World communism

World communism, also known as global communism, is a form of communism which has an international scope. The long-term goal of world communism is a worldwide communist society that is stateless (lacking any state), which may be achieved through an intermediate-term goal of either a voluntary association of sovereign states (a global alliance) or a world government (a single worldwide state). A series of internationals have worked toward world communism and they have included the First International, the Second International, the Third International (the Communist International or Comintern), the Fourth International, the Revolutionary Internationalist Movement, the World Socialist Movement and variant offshoots. These are a quite heterogeneous group despite their common ultimate goal of a stateless and global communist society.

During the Stalinist era, the idea of socialism in one country, which many international communists considered unworkable, became part of the ideology of the Communist Party of the Soviet Union as Joseph Stalin and his supporters concluded that it was naive to think that world revolution was imminent. This caused great disillusionment among many communists worldwide, who agreed with Karl Marx and Vladimir Lenin that international scope was vital to communist success. Other currents of national communism, especially after World War II, tempered the prewar popularity of international communism.
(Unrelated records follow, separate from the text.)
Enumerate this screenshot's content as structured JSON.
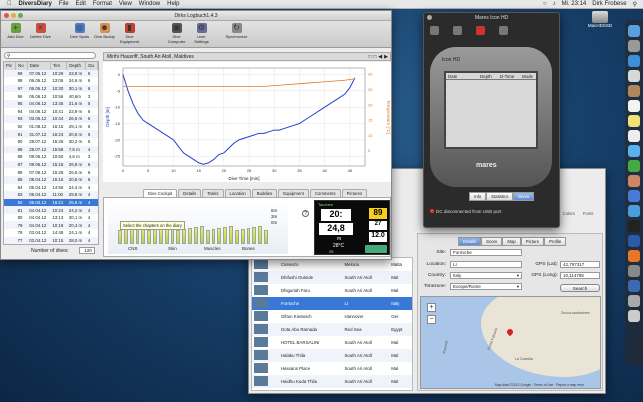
{
  "menubar": {
    "app": "DiversDiary",
    "items": [
      "File",
      "Edit",
      "Format",
      "View",
      "Window",
      "Help"
    ],
    "clock": "Mi. 23:14",
    "user": "Dirk Frobese"
  },
  "desktop": {
    "drive_label": "MacHDSSD"
  },
  "main_window": {
    "title": "Dirks Logbuch1.4.3",
    "toolbar": [
      "Add Dive",
      "Delete Dive",
      "Dive Spots",
      "Dive Buddy",
      "Dive Equipment",
      "Dive Computer",
      "User Settings",
      "Synchronize"
    ],
    "list_headers": [
      "Pic",
      "No",
      "Date",
      "Tim",
      "Depth",
      "Du"
    ],
    "rows": [
      [
        "99",
        "07.06.12",
        "10:29",
        "23,8 m",
        "6"
      ],
      [
        "98",
        "06.06.12",
        "13:06",
        "34,6 m",
        "6"
      ],
      [
        "97",
        "06.06.12",
        "10:30",
        "30,1 m",
        "6"
      ],
      [
        "96",
        "05.06.12",
        "10:56",
        "40,6m",
        "3"
      ],
      [
        "95",
        "04.06.12",
        "13:45",
        "31,6 m",
        "5"
      ],
      [
        "94",
        "04.06.12",
        "10:41",
        "22,9 m",
        "6"
      ],
      [
        "93",
        "03.06.12",
        "10:44",
        "26,5 m",
        "6"
      ],
      [
        "92",
        "01.08.12",
        "16:15",
        "29,1 m",
        "6"
      ],
      [
        "91",
        "31.07.12",
        "16:24",
        "20,6 m",
        "5"
      ],
      [
        "90",
        "29.07.12",
        "15:25",
        "30,2 m",
        "5"
      ],
      [
        "89",
        "28.07.12",
        "15:58",
        "7,5 m",
        "4"
      ],
      [
        "88",
        "09.06.12",
        "10:50",
        "4,6 m",
        "3"
      ],
      [
        "87",
        "09.06.12",
        "15:18",
        "26,8 m",
        "6"
      ],
      [
        "86",
        "07.06.12",
        "15:28",
        "26,5 m",
        "6"
      ],
      [
        "85",
        "08.04.12",
        "15:16",
        "20,8 m",
        "6"
      ],
      [
        "84",
        "05.04.12",
        "14:56",
        "24,4 m",
        "4"
      ],
      [
        "83",
        "05.04.12",
        "11:00",
        "29,8 m",
        "4"
      ],
      [
        "82",
        "05.04.12",
        "16:21",
        "25,8 m",
        "4"
      ],
      [
        "81",
        "04.04.12",
        "10:24",
        "24,2 m",
        "4"
      ],
      [
        "80",
        "04.04.12",
        "13:13",
        "30,1 m",
        "4"
      ],
      [
        "79",
        "04.04.12",
        "10:19",
        "20,4 m",
        "4"
      ],
      [
        "78",
        "03.04.12",
        "14:48",
        "24,1 m",
        "4"
      ],
      [
        "77",
        "03.04.12",
        "10:15",
        "28,0 m",
        "4"
      ],
      [
        "76",
        "02.04.12",
        "10:54",
        "23,8 m",
        "4"
      ],
      [
        "75",
        "02.04.12",
        "10:26",
        "21,9 m",
        "4"
      ],
      [
        "74",
        "31.03.12",
        "10:35",
        "24,6 m",
        "4"
      ]
    ],
    "selected_index": 17,
    "footer_label": "Number of dives:",
    "footer_count": "120"
  },
  "profile": {
    "location": "Mirihi Hausriff, South Ari Atoll, Maldives",
    "xlabel": "Dive Time [min]",
    "ylabel_left": "Depth [m]",
    "ylabel_right": "Temperature [°C]",
    "xticks": [
      "0",
      "5",
      "10",
      "15",
      "20",
      "25",
      "30",
      "35",
      "40",
      "45"
    ],
    "yticks_left": [
      "0",
      "-5",
      "-10",
      "-15",
      "-20",
      "-25"
    ],
    "yticks_right": [
      "30",
      "25",
      "20",
      "15",
      "10",
      "5"
    ]
  },
  "chart_data": {
    "type": "line",
    "xlabel": "Dive Time [min]",
    "ylabel": "Depth [m]",
    "y2label": "Temperature [°C]",
    "xlim": [
      0,
      48
    ],
    "ylim": [
      -28,
      2
    ],
    "y2lim": [
      0,
      32
    ],
    "series": [
      {
        "name": "",
        "axis": "left",
        "color": "#2242c8",
        "x": [
          0,
          1,
          2,
          3,
          4,
          5,
          6,
          7,
          8,
          9,
          10,
          11,
          12,
          13,
          14,
          15,
          16,
          17,
          18,
          19,
          20,
          21,
          22,
          23,
          24,
          25,
          26,
          27,
          28,
          29,
          30,
          31,
          32,
          33,
          34,
          35,
          36,
          37,
          38,
          39,
          40,
          41,
          42,
          43,
          44,
          45,
          46
        ],
        "y": [
          0,
          -5,
          -9,
          -12,
          -14,
          -15,
          -16,
          -17,
          -18,
          -19,
          -20,
          -22,
          -24,
          -25,
          -26,
          -27,
          -27.5,
          -27,
          -26,
          -24.5,
          -24,
          -22.5,
          -21,
          -20,
          -19.5,
          -19,
          -18.5,
          -18,
          -18,
          -17.5,
          -17,
          -17,
          -16.5,
          -16,
          -15.5,
          -15,
          -14,
          -13,
          -12,
          -11,
          -10,
          -9,
          -8,
          -7,
          -6,
          -4,
          -1
        ]
      },
      {
        "name": "",
        "axis": "right",
        "color": "#e07820",
        "x": [
          0,
          4,
          8,
          12,
          16,
          20,
          24,
          28,
          32,
          36,
          40,
          44,
          46
        ],
        "y": [
          26,
          26,
          26,
          26,
          26,
          26,
          26,
          26,
          26.5,
          27,
          27.5,
          28,
          28.5
        ]
      }
    ]
  },
  "profile_tabs": [
    "Dive Cockpit",
    "Details",
    "Tanks",
    "Location",
    "Buddies",
    "Equipment",
    "Comments",
    "Pictures"
  ],
  "chapter_labels": [
    "CNS",
    "Skin",
    "Muscles",
    "Bones"
  ],
  "chapter_tooltip": "Select the chapters on the diary",
  "depth_marks": [
    "6m",
    "3m",
    "0m"
  ],
  "computer": {
    "depth": "20:",
    "depth2": "24,8",
    "temp": "28°C",
    "time": "89",
    "val2": "27",
    "ndl": "12.0",
    "unit": "m",
    "top_label": "Tauchen",
    "pct": "25"
  },
  "mares": {
    "title": "Mares Icon HD",
    "brand": "Icon HD",
    "logo": "mares",
    "headers": [
      "Date",
      "Depth",
      "D-Time",
      "Mode"
    ],
    "tabs": [
      "Info",
      "Statistics",
      "Dives"
    ],
    "status": "DC disconnected from USB port"
  },
  "spots": {
    "tabs": [
      "Details",
      "Score",
      "Map",
      "Picture",
      "Profile"
    ],
    "toolbar": [
      "Export Spots",
      "Import Spots",
      "Colors",
      "Fonts"
    ],
    "site_label": "Site:",
    "site": "Formiche",
    "location_label": "Location:",
    "location": "LI",
    "country_label": "Country:",
    "country": "Italy",
    "tz_label": "Timezone:",
    "tz": "Europe/Rome",
    "lat_label": "GPS (Lat):",
    "lat": "42,797317",
    "long_label": "GPS (Long):",
    "long": "10,114785",
    "search": "Search",
    "map_attrib": "Map data ©2013 Google · Terms of Use · Report a map error",
    "map_places": [
      "Zecca-santaninee",
      "La Guardia",
      "Punta Falcone",
      "Pianosa"
    ],
    "list": [
      [
        "Cirenezo",
        "Meloria",
        "Malta"
      ],
      [
        "Dhifushi Outside",
        "South Ari Atoll",
        "Mal"
      ],
      [
        "Dhiguriah Faru",
        "South Ari Atoll",
        "Mal"
      ],
      [
        "Formiche",
        "LI",
        "Italy"
      ],
      [
        "Giftun Kiesteich",
        "Hannover",
        "Ger"
      ],
      [
        "Gota Abu Ramada",
        "Red Sea",
        "Egypt"
      ],
      [
        "HOTEL BARSALINI",
        "South Ari Atoll",
        "Mal"
      ],
      [
        "Halaku Thila",
        "South Ari Atoll",
        "Mal"
      ],
      [
        "Hassans Place",
        "South Ari Atoll",
        "Mal"
      ],
      [
        "Haidhu Kuda Thila",
        "South Ari Atoll",
        "Mal"
      ]
    ],
    "selected_index": 3
  }
}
The end of the Cold War, with the Revolutions of 1989 and the dissolution of the Soviet Union, is often called the fall of communism. Nevertheless, some international communists remain among some factions of Maoists, left communists, some present-day Russian communists and others.